A cell in the kidney, although it contains the same genetic information as a brain cell, performs a completely separate role.
Cancer happens when a tiny part of the cell’s mechanism goes wrong
One in three of us will be diagnosed with cancer during our life.
The disease tends to affect older people – but can strike at any time.
Excluding certain skin cancers, there were almost 290,000 new cases of the disease in 2005.
Some cancer, such as breast, are becoming more common, while new cases of lung cancer are expected to fall away due to the drop in the number of smokers.
However, while the overall number of new cancers is not falling, the good news is that successful treatment rates for many of the most common types are improving rapidly.
BBC News has produced, in conjunction with Cancer Research UK, a guide to some of the most common forms of cancer and the treatments used to tackle them.

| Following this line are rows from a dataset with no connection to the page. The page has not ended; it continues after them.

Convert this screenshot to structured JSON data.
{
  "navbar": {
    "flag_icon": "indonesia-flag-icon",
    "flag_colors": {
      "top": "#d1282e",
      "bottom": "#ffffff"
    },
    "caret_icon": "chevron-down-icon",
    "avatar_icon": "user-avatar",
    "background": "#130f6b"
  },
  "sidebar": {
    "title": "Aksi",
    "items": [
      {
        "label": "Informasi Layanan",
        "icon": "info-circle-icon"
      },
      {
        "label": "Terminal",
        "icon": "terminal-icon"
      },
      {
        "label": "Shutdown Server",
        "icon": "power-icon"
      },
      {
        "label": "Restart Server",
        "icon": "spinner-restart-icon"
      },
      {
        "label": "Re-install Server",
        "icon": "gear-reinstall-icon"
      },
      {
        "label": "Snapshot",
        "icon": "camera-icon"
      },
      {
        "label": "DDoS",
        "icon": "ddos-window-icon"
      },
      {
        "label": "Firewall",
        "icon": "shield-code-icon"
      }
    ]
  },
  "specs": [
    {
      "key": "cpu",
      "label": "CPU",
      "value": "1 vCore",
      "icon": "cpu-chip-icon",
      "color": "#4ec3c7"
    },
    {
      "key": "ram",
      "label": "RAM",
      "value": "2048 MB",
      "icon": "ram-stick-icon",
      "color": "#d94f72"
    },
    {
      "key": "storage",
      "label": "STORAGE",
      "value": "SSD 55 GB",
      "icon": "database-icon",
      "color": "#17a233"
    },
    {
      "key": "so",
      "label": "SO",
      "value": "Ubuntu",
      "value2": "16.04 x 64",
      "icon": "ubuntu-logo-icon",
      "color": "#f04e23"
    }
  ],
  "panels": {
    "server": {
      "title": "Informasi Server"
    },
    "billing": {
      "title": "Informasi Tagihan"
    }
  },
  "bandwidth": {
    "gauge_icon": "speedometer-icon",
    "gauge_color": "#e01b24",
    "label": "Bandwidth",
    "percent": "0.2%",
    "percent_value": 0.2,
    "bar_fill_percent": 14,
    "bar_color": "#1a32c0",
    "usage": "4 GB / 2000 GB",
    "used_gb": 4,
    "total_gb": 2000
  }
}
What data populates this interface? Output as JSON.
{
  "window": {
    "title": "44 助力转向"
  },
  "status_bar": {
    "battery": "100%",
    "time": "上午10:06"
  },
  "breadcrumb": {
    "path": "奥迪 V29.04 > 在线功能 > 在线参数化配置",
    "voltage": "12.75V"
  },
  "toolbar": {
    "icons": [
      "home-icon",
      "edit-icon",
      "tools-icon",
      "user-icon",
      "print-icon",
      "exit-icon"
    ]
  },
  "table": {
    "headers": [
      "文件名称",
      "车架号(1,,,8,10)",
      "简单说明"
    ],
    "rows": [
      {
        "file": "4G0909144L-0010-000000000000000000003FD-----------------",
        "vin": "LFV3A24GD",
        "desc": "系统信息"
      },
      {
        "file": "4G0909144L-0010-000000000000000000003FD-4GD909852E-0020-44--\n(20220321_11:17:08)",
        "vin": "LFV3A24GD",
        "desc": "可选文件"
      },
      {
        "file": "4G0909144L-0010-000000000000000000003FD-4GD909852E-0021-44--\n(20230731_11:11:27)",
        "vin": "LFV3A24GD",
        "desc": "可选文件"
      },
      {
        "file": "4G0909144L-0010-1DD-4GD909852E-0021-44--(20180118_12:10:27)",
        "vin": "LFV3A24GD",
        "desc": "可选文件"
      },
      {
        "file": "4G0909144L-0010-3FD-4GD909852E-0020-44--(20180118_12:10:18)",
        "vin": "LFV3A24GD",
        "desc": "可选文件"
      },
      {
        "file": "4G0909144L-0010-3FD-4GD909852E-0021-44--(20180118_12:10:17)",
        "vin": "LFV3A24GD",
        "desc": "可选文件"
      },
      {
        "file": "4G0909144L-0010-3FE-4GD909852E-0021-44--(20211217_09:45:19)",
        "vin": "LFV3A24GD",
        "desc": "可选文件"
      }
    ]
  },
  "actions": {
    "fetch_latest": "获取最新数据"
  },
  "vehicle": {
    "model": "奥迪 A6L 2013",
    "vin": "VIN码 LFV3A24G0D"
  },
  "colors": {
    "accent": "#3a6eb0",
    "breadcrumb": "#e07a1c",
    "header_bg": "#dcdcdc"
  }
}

To learn more about different types of cancer, and to read the experiences of patients, click on the links to the right.